►
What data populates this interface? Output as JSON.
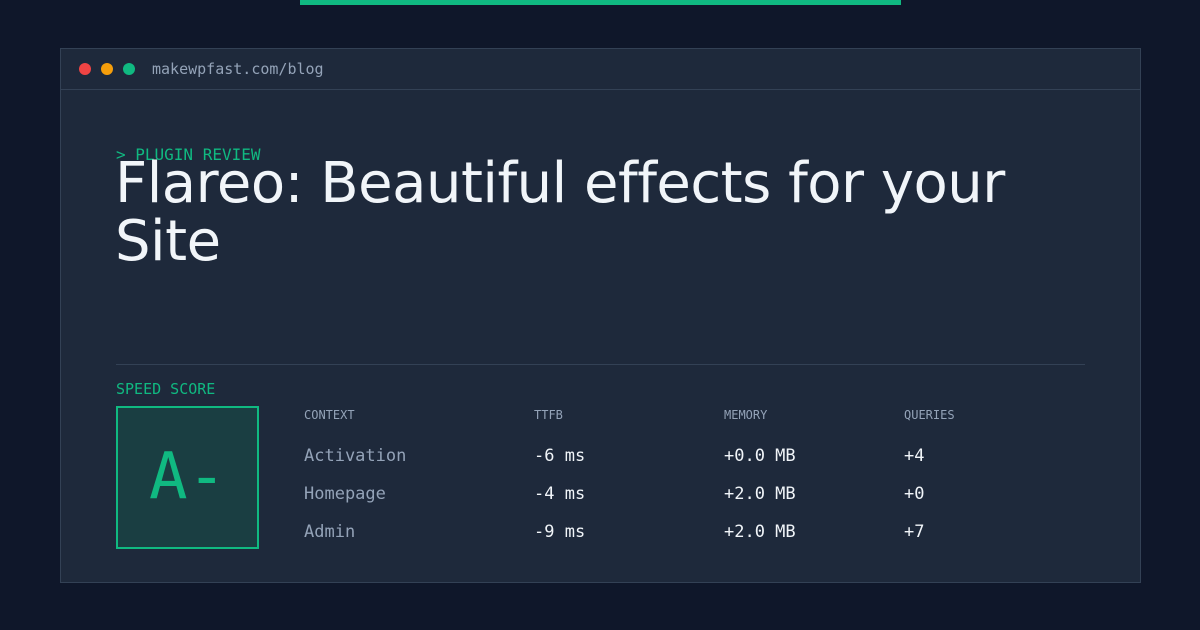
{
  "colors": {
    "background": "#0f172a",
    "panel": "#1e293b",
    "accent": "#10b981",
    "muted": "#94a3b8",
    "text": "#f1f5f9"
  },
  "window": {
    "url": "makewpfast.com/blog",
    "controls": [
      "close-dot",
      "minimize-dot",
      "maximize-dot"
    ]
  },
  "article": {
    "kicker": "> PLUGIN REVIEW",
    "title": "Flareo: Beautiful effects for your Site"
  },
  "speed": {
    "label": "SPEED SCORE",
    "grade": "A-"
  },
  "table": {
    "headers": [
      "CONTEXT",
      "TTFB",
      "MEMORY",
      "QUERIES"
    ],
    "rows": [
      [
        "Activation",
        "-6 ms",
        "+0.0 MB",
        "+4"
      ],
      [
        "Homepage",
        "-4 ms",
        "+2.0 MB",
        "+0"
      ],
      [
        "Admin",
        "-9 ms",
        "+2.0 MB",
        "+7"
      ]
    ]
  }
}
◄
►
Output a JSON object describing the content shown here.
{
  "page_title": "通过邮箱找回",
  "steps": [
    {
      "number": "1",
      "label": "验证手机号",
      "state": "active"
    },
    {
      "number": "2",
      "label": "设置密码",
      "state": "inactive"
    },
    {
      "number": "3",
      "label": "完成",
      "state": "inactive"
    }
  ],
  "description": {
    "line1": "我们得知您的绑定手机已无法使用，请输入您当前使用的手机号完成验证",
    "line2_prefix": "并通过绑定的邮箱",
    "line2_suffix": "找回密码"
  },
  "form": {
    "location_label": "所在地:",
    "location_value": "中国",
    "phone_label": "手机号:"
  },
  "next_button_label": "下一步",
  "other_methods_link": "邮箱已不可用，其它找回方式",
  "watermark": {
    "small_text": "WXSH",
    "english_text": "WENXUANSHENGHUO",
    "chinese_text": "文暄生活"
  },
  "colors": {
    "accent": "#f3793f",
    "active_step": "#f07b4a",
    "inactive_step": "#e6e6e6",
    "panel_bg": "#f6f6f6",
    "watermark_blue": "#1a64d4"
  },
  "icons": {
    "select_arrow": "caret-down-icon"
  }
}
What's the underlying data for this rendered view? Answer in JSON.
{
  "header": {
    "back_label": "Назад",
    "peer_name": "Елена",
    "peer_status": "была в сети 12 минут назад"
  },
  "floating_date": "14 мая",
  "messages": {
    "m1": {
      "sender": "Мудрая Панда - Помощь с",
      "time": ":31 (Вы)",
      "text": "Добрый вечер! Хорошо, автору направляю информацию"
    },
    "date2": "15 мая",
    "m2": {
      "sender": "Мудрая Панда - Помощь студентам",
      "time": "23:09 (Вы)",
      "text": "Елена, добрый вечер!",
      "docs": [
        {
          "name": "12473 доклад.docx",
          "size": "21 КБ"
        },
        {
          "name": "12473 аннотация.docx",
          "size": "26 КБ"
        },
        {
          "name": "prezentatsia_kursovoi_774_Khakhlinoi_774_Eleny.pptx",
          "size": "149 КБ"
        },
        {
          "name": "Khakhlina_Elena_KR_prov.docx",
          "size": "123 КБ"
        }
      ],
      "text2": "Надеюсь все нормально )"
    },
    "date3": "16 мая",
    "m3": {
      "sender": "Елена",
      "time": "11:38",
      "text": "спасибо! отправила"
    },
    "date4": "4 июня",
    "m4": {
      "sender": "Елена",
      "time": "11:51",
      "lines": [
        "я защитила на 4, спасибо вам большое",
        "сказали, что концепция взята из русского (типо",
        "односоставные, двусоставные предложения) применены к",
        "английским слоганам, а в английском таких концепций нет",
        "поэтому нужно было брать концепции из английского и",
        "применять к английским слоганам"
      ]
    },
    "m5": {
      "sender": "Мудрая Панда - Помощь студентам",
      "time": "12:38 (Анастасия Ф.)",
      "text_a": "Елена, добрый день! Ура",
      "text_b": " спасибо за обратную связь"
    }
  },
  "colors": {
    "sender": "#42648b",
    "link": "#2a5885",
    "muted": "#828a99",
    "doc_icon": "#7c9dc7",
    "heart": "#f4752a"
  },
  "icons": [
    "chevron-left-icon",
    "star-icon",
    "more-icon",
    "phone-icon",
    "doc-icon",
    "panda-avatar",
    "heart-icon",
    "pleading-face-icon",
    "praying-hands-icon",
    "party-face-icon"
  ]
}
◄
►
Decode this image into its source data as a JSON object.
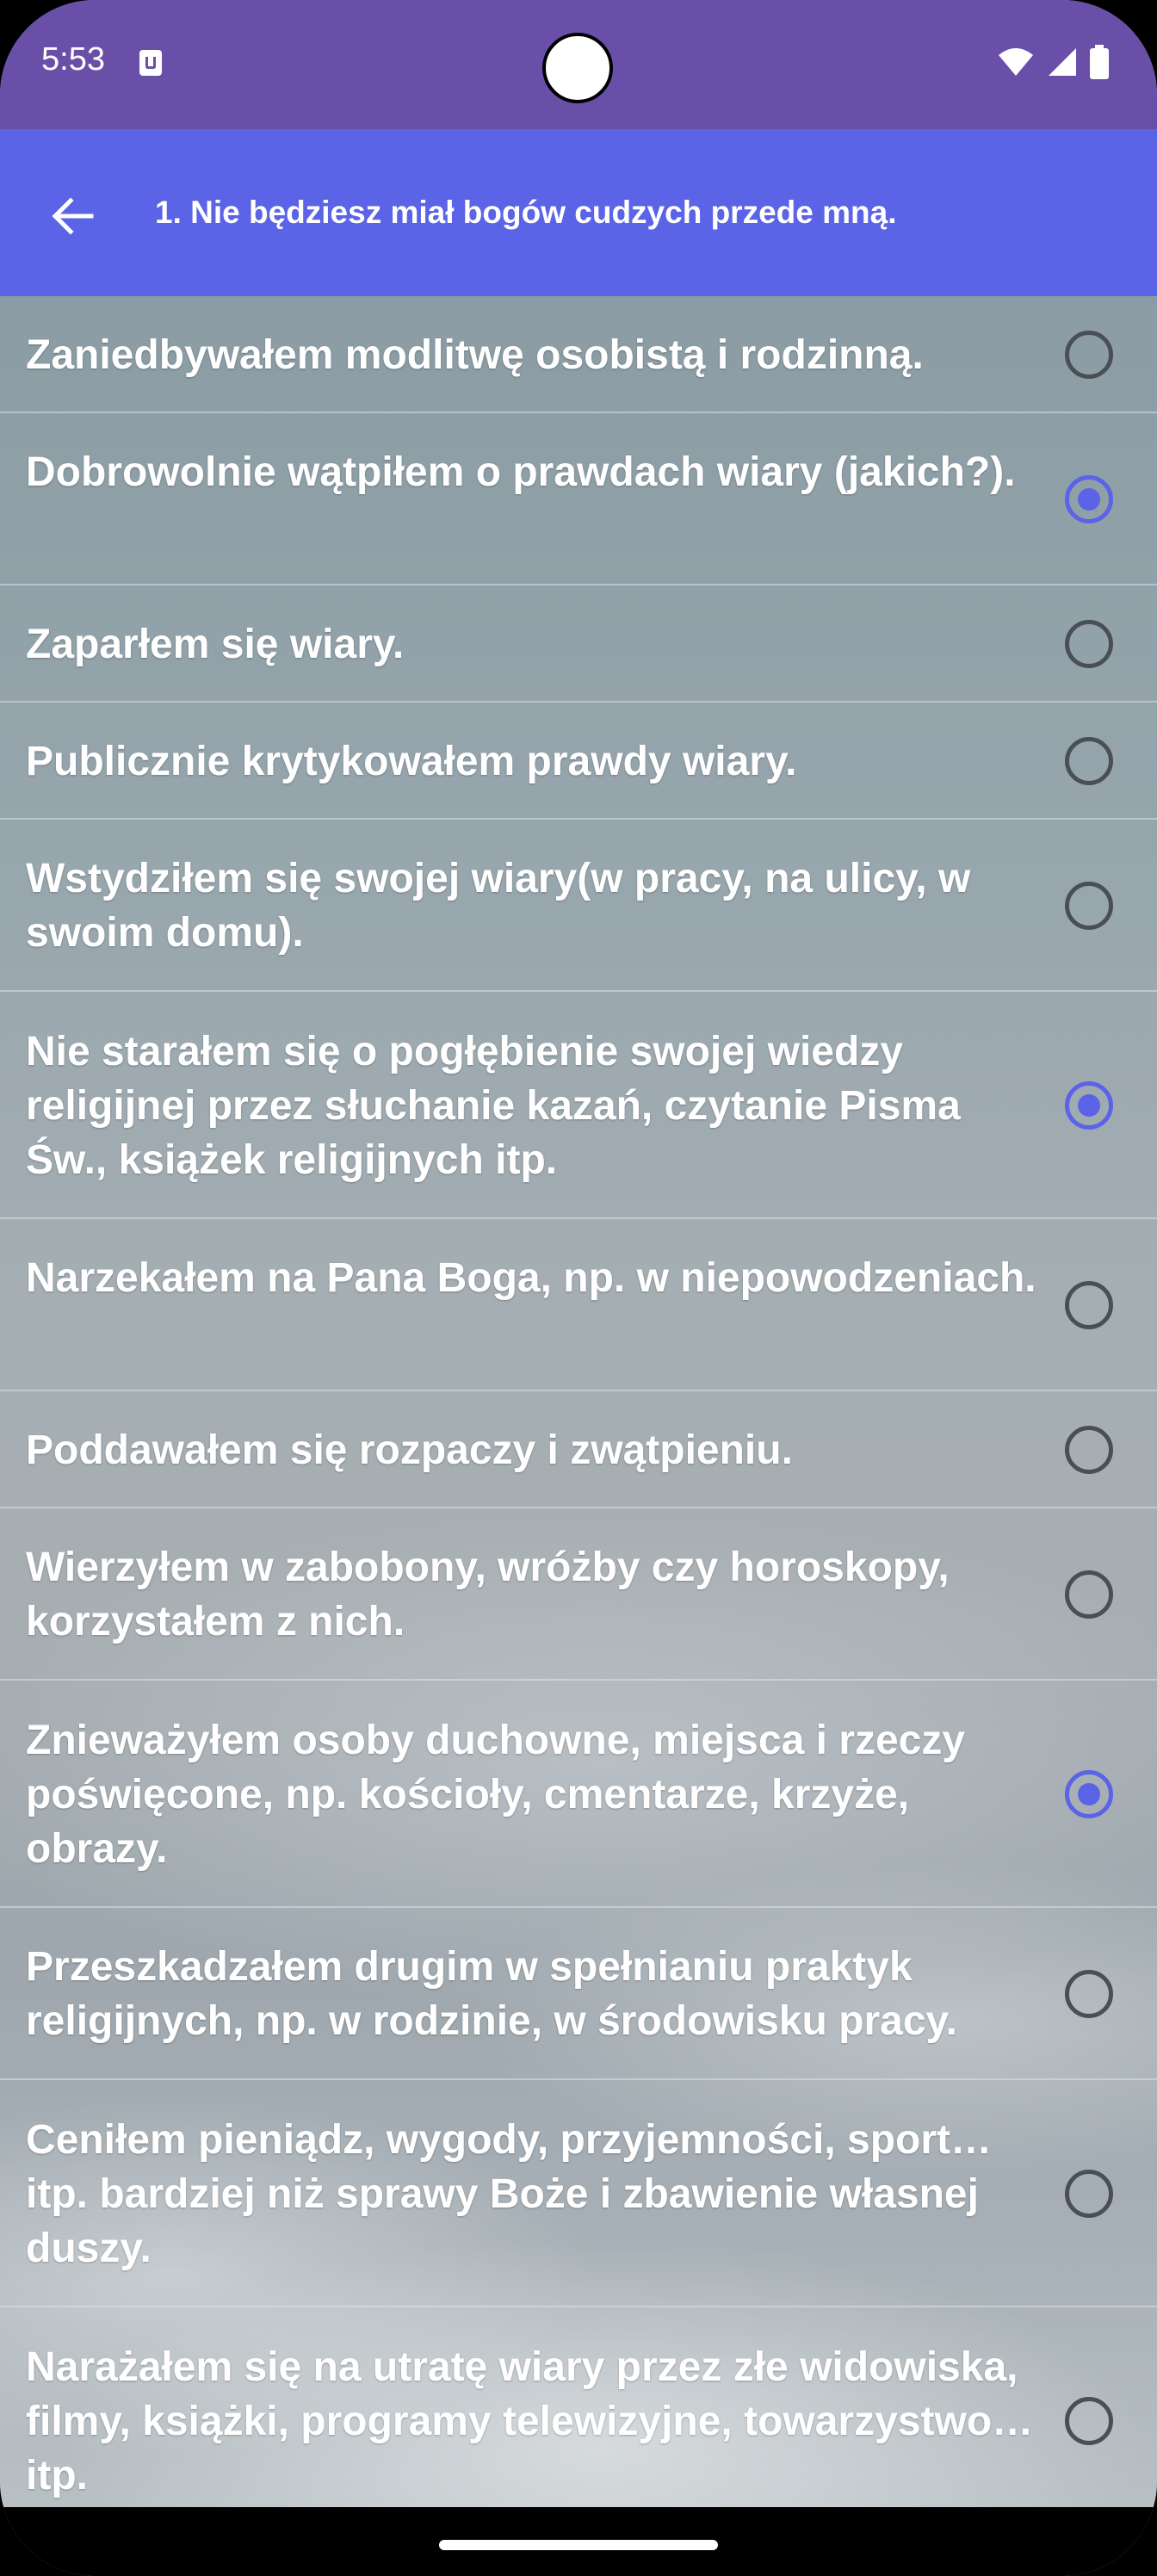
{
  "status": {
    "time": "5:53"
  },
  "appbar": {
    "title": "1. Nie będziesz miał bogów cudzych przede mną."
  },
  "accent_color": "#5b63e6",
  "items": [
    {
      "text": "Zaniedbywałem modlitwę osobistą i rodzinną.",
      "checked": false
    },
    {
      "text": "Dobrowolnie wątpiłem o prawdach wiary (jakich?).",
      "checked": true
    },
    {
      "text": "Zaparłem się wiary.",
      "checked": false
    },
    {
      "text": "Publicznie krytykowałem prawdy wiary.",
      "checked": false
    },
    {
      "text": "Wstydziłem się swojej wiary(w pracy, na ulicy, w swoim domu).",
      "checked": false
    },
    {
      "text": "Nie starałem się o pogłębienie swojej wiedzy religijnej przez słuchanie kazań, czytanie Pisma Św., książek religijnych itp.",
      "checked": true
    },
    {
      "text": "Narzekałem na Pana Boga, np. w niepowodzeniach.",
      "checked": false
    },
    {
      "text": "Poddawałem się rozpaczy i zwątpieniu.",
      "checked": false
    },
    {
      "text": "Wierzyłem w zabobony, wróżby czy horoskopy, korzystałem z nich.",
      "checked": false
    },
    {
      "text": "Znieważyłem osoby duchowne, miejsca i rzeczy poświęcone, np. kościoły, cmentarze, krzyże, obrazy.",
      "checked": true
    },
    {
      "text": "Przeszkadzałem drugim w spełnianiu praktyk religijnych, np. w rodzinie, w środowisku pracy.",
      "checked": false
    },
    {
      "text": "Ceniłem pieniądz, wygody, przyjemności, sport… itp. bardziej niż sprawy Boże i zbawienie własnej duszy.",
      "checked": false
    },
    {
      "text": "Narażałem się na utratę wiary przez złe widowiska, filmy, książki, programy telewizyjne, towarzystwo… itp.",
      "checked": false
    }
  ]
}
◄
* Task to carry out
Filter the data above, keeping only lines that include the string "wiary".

* Solution to the problem
      "text": "Dobrowolnie wątpiłem o prawdach wiary (jakich?).",
      "text": "Zaparłem się wiary.",
      "text": "Publicznie krytykowałem prawdy wiary.",
      "text": "Wstydziłem się swojej wiary(w pracy, na ulicy, w swoim domu).",
      "text": "Narażałem się na utratę wiary przez złe widowiska, filmy, książki, programy telewizyjne, towarzystwo… itp.",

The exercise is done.